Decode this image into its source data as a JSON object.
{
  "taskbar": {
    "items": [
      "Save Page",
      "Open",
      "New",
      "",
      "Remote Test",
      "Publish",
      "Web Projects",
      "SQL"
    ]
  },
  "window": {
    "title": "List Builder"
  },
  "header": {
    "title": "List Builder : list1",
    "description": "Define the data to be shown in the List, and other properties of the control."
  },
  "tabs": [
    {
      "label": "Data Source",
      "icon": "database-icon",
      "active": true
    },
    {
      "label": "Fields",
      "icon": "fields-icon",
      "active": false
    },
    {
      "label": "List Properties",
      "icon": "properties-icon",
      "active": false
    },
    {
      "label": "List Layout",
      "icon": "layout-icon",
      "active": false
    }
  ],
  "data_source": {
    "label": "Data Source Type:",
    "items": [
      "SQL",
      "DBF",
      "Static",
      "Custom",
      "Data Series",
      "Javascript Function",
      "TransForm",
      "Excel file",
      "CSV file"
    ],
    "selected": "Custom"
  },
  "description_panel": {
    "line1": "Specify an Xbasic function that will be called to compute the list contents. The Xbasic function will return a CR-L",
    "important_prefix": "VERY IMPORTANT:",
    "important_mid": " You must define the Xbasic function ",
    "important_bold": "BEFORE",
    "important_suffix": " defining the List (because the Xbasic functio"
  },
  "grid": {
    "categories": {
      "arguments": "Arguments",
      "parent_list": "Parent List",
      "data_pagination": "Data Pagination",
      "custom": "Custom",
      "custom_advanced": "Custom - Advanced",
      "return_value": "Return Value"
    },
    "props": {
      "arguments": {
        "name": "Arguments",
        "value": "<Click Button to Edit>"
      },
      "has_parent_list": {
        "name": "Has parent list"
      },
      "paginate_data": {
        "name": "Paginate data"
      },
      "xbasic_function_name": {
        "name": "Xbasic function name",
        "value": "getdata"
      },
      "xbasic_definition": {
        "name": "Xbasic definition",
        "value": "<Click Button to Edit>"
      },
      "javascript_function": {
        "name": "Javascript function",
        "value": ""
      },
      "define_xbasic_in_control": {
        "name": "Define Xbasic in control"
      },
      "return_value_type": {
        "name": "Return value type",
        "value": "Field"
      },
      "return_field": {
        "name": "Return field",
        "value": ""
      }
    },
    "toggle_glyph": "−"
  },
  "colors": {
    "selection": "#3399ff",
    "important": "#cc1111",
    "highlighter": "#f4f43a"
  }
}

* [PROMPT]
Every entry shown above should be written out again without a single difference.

* [SOLUTION]
Decode this image into its source data as a JSON object.
{
  "taskbar": {
    "items": [
      "Save Page",
      "Open",
      "New",
      "",
      "Remote Test",
      "Publish",
      "Web Projects",
      "SQL"
    ]
  },
  "window": {
    "title": "List Builder"
  },
  "header": {
    "title": "List Builder : list1",
    "description": "Define the data to be shown in the List, and other properties of the control."
  },
  "tabs": [
    {
      "label": "Data Source",
      "icon": "database-icon",
      "active": true
    },
    {
      "label": "Fields",
      "icon": "fields-icon",
      "active": false
    },
    {
      "label": "List Properties",
      "icon": "properties-icon",
      "active": false
    },
    {
      "label": "List Layout",
      "icon": "layout-icon",
      "active": false
    }
  ],
  "data_source": {
    "label": "Data Source Type:",
    "items": [
      "SQL",
      "DBF",
      "Static",
      "Custom",
      "Data Series",
      "Javascript Function",
      "TransForm",
      "Excel file",
      "CSV file"
    ],
    "selected": "Custom"
  },
  "description_panel": {
    "line1": "Specify an Xbasic function that will be called to compute the list contents. The Xbasic function will return a CR-L",
    "important_prefix": "VERY IMPORTANT:",
    "important_mid": " You must define the Xbasic function ",
    "important_bold": "BEFORE",
    "important_suffix": " defining the List (because the Xbasic functio"
  },
  "grid": {
    "categories": {
      "arguments": "Arguments",
      "parent_list": "Parent List",
      "data_pagination": "Data Pagination",
      "custom": "Custom",
      "custom_advanced": "Custom - Advanced",
      "return_value": "Return Value"
    },
    "props": {
      "arguments": {
        "name": "Arguments",
        "value": "<Click Button to Edit>"
      },
      "has_parent_list": {
        "name": "Has parent list"
      },
      "paginate_data": {
        "name": "Paginate data"
      },
      "xbasic_function_name": {
        "name": "Xbasic function name",
        "value": "getdata"
      },
      "xbasic_definition": {
        "name": "Xbasic definition",
        "value": "<Click Button to Edit>"
      },
      "javascript_function": {
        "name": "Javascript function",
        "value": ""
      },
      "define_xbasic_in_control": {
        "name": "Define Xbasic in control"
      },
      "return_value_type": {
        "name": "Return value type",
        "value": "Field"
      },
      "return_field": {
        "name": "Return field",
        "value": ""
      }
    },
    "toggle_glyph": "−"
  },
  "colors": {
    "selection": "#3399ff",
    "important": "#cc1111",
    "highlighter": "#f4f43a"
  }
}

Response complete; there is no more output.